She writes, “For many women who write and perform comedy, choosing this career path involves the cultivation of a chitinous exoskeleton, involuntary or not. It’s hard not to let it extend to your personal life. At work or onstage, you respond to trauma with a stupid joke. When my boyfriend texted that he was going to set my apartment on fire, I turned and asked my friend at the party, ‘What am I going to do? I’ll never find another place that close to the park…'”
A recent Buzzfeed report by Katie J.M. Baker exposes the pervasiveness of sexual assault and harassment in the Los Angeles comedy scene. It explains how a renegade comedy girl gang, led by Courtney Pauroso and Beth Stelling, used Facebook groups to excommunicate alleged harassers and assaulters from the tight-knit, male-dominated community, taking matters into their own hands when authorities and comedy group administrators failed to act on these complaints.

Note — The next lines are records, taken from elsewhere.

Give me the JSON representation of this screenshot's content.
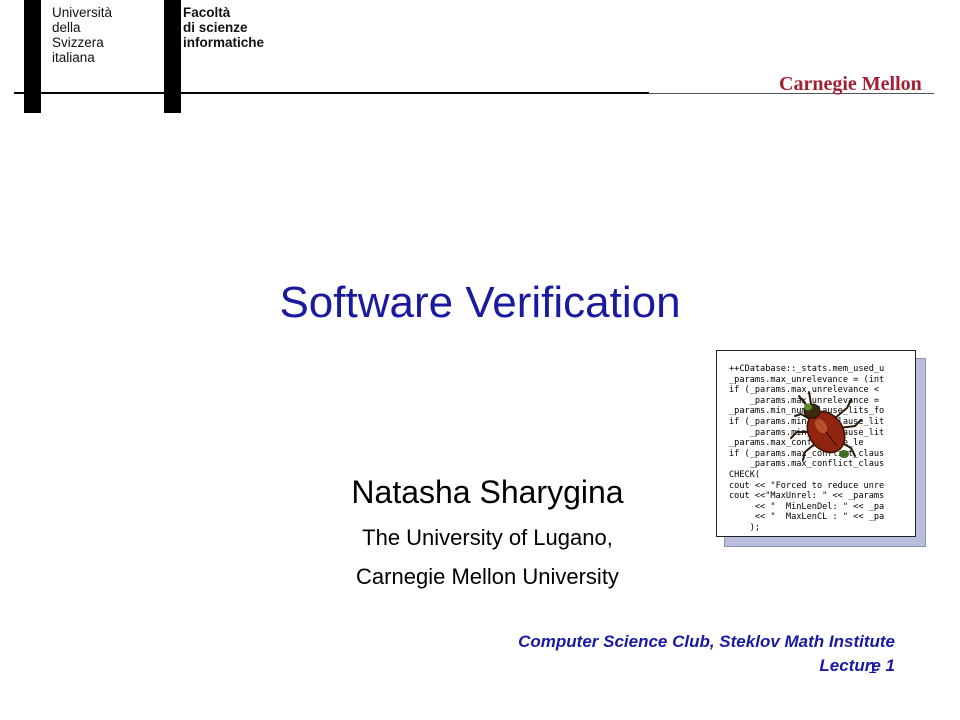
{
  "header": {
    "usi_lines": [
      "Università",
      "della",
      "Svizzera",
      "italiana"
    ],
    "faculty_lines": [
      "Facoltà",
      "di scienze",
      "informatiche"
    ],
    "cmu_logo": "Carnegie Mellon",
    "cmu_color": "#a31f34"
  },
  "slide": {
    "title": "Software Verification",
    "author": "Natasha Sharygina",
    "affiliation_1": "The University of Lugano,",
    "affiliation_2": "Carnegie Mellon University",
    "event_line_1": "Computer Science Club, Steklov Math Institute",
    "event_line_2": "Lecture 1",
    "page_number": "1",
    "title_color": "#1a1aa0"
  },
  "code_image": {
    "icon": "bug-icon",
    "lines": [
      "++CDatabase::_stats.mem_used_u",
      "_params.max_unrelevance = (int",
      "if (_params.max_unrelevance <",
      "    _params.max_unrelevance =",
      "_params.min_num_clause_lits_fo",
      "if (_params.min_num_clause_lit",
      "    _params.min_num_clause_lit",
      "_params.max_conf_clause_le",
      "if (_params.max_conflict_claus",
      "    _params.max_conflict_claus",
      "CHECK(",
      "cout << \"Forced to reduce unre",
      "cout <<\"MaxUnrel: \" << _params",
      "     << \"  MinLenDel: \" << _pa",
      "     << \"  MaxLenCL : \" << _pa",
      "    );"
    ]
  }
}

The report reveals how the particularities of the comedy and improv scene — political incorrectness, dirty jokes, and honest expression — make boundaries difficult to identify and enforce.
“Lauri Roggenkamp recalled one improv scene during a class at UCB where a man simulated sex with her so aggressively that he forced her leg up and ripped her jeans. ‘If you complain about it, you’re not viewed as a team player,’ she said,” writes the Buzzfeed journalist.

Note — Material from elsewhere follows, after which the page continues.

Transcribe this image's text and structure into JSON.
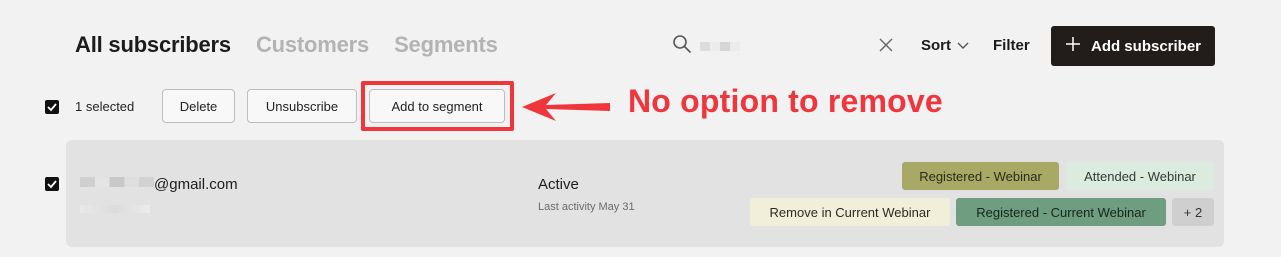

While we live in the age of X-rated oversharing and the XO-Jane-ified confessional essay, there are still societal expectations and imposed guidelines about how women should tell their stories about sad, painful, traumatic things. When women have fought so hard to be perceived and treated as equals with agency (which they obviously fucking are, and they shouldn’t have to act tough all the time in order to prove this), it can feel shameful to admit weakness or to ask for help. And then there is the fear of being permanently labeled as a “victim” or “the girl who that terrible thing happened to.”
“I once wrote an article about being constantly cheated on as a form of emotional abuse. A reader commented that I seem like a doormat with low self-esteem. Like, thank you, empathetic internet stranger, I already know that! I stopped reading comments that day,” explains Alison Segel, a Los Angeles writer who, inspired by Stelling, Pauroso, and Smolinski, decided to gopublic about her own experience in a physically and emotionally abusive relationship. “He pinned me down on his bed and reprimanded me for being disrespectful. I think I had made his friends laugh. Being funny was a no-no. I wasn’t funny. You think you’re so funny Alison, you aren’t funny,” she writes.
But the thing is: she is funny. Despite abusive men who say otherwise and try to strip their power away, these acerbic-witted women have always had their ability to laugh through the tough shit. Even when the urge to crack a joke is seen as more than a little inappropriate. Even when sarcasm is not viewed as the “healthiest” reaction. And isn’t that the ultimate subversive weapon? So, this is a thank you to Margaret, Jessie, Beth, Julienne, Courtney, Ali, and so many other women for being brave, resilient, and fucking hilarious. When life feels like a sick joke, perhaps laughter really is the best medicine. And until there is a cure, the inextinguishable female voices of comedy will continue to speak up for the voiceless.